→ **ACTIVITY**: Below are some entries. Work out how many of their lines hold the word "this", and write that number alone.

BEGIN

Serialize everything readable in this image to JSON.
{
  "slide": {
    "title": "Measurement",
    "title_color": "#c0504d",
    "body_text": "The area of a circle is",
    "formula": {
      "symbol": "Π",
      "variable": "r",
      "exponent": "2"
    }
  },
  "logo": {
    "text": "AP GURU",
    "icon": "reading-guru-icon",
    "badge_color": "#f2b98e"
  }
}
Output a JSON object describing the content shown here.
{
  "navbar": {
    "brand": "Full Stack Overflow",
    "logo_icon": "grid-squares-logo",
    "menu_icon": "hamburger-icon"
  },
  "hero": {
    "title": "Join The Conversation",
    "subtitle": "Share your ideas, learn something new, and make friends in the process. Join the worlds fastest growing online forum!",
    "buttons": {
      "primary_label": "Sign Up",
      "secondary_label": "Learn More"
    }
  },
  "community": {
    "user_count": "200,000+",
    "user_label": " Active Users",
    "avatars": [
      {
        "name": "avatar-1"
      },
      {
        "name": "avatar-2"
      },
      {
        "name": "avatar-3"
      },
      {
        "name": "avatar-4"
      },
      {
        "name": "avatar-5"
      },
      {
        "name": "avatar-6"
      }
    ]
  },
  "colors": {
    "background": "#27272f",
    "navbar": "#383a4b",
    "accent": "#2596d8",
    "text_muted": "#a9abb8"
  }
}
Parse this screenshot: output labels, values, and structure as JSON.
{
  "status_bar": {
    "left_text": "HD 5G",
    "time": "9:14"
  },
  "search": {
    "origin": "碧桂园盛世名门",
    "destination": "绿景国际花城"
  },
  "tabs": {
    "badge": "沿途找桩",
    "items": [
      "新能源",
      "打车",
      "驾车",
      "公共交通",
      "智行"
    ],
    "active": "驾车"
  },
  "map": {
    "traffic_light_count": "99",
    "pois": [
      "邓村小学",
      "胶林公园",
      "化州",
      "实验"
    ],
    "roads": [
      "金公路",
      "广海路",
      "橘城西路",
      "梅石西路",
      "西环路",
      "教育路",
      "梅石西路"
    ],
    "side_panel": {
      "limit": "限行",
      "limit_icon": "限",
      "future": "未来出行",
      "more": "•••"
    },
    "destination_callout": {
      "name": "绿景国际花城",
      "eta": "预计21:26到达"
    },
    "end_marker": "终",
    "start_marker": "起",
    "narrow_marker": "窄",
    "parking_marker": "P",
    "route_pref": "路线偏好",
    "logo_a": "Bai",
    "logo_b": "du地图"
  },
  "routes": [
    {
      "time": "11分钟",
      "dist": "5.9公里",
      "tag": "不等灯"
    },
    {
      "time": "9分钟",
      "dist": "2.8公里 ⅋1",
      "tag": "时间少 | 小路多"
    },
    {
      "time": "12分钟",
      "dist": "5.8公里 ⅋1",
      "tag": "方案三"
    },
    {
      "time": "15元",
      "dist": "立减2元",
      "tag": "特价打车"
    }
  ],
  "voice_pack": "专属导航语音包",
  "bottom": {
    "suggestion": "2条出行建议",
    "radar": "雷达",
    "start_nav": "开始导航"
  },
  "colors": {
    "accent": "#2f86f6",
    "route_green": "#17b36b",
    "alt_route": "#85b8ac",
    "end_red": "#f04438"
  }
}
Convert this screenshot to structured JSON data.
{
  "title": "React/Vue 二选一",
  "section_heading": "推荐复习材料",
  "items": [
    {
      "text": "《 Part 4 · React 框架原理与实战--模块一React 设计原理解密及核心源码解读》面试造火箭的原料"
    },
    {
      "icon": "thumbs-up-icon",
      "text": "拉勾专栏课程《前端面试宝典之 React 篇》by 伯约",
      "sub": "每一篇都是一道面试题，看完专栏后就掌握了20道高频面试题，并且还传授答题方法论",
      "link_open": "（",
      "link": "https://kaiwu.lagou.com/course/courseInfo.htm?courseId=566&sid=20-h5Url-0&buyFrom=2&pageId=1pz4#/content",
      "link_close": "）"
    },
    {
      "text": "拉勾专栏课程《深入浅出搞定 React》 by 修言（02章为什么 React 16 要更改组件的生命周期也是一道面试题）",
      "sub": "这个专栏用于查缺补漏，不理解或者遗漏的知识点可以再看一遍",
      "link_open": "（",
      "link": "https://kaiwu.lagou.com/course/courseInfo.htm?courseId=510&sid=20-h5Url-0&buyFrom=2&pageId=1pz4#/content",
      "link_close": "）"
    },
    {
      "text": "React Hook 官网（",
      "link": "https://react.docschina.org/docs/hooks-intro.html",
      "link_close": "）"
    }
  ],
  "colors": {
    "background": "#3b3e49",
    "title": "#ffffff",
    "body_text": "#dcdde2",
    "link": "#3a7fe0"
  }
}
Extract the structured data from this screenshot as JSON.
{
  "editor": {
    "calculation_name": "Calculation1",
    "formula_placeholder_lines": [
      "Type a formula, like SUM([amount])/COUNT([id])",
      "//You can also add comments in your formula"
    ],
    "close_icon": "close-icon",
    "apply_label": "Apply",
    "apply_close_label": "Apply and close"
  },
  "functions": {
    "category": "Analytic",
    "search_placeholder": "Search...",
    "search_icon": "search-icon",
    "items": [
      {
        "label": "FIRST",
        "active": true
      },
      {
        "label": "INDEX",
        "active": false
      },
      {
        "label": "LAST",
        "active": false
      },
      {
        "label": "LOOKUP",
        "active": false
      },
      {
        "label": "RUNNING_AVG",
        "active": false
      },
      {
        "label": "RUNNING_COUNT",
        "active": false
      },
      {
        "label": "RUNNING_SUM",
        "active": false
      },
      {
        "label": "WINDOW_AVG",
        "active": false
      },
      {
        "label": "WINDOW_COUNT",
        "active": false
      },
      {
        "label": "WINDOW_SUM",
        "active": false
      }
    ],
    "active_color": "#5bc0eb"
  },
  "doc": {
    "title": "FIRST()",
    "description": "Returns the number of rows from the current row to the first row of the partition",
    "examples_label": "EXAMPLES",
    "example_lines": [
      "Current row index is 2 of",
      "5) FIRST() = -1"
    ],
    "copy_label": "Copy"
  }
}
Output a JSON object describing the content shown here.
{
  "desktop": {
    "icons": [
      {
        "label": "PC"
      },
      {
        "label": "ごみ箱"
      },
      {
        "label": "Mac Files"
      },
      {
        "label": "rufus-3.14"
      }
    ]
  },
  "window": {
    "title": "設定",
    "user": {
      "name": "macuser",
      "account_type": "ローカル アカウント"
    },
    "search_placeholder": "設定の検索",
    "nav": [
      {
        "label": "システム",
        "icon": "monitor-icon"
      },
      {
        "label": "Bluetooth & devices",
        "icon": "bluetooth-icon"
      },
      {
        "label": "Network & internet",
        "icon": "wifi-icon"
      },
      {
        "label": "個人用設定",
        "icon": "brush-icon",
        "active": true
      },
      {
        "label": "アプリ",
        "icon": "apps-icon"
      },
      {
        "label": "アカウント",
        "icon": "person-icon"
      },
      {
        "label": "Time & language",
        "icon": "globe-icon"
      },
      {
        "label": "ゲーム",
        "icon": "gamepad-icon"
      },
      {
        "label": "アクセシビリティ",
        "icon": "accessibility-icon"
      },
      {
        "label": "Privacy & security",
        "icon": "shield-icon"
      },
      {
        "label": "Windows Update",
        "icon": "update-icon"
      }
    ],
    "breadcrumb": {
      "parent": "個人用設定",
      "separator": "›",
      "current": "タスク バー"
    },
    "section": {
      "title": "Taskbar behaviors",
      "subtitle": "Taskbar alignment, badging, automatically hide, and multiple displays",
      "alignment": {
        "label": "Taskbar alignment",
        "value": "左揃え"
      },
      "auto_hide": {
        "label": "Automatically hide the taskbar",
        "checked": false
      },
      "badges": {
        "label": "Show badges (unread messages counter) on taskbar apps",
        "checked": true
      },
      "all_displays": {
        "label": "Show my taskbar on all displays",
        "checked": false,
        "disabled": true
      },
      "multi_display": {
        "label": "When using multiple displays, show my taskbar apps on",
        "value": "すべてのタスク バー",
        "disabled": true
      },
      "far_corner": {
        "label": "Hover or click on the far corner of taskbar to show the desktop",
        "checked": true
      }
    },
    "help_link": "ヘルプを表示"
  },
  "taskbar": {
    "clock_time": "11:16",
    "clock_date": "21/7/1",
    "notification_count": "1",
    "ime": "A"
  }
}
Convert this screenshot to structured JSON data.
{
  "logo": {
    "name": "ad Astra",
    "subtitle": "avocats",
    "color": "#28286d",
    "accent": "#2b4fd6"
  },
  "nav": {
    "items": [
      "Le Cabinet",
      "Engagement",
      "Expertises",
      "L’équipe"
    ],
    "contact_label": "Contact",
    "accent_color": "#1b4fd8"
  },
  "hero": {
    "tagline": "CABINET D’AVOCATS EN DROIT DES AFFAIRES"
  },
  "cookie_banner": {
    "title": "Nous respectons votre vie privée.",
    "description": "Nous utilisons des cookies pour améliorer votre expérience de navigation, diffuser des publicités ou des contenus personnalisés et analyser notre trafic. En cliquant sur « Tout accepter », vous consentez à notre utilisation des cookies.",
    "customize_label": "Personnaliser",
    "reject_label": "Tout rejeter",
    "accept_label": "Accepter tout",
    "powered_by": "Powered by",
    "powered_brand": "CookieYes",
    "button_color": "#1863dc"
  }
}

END

→ **FINISHED TASK**: 5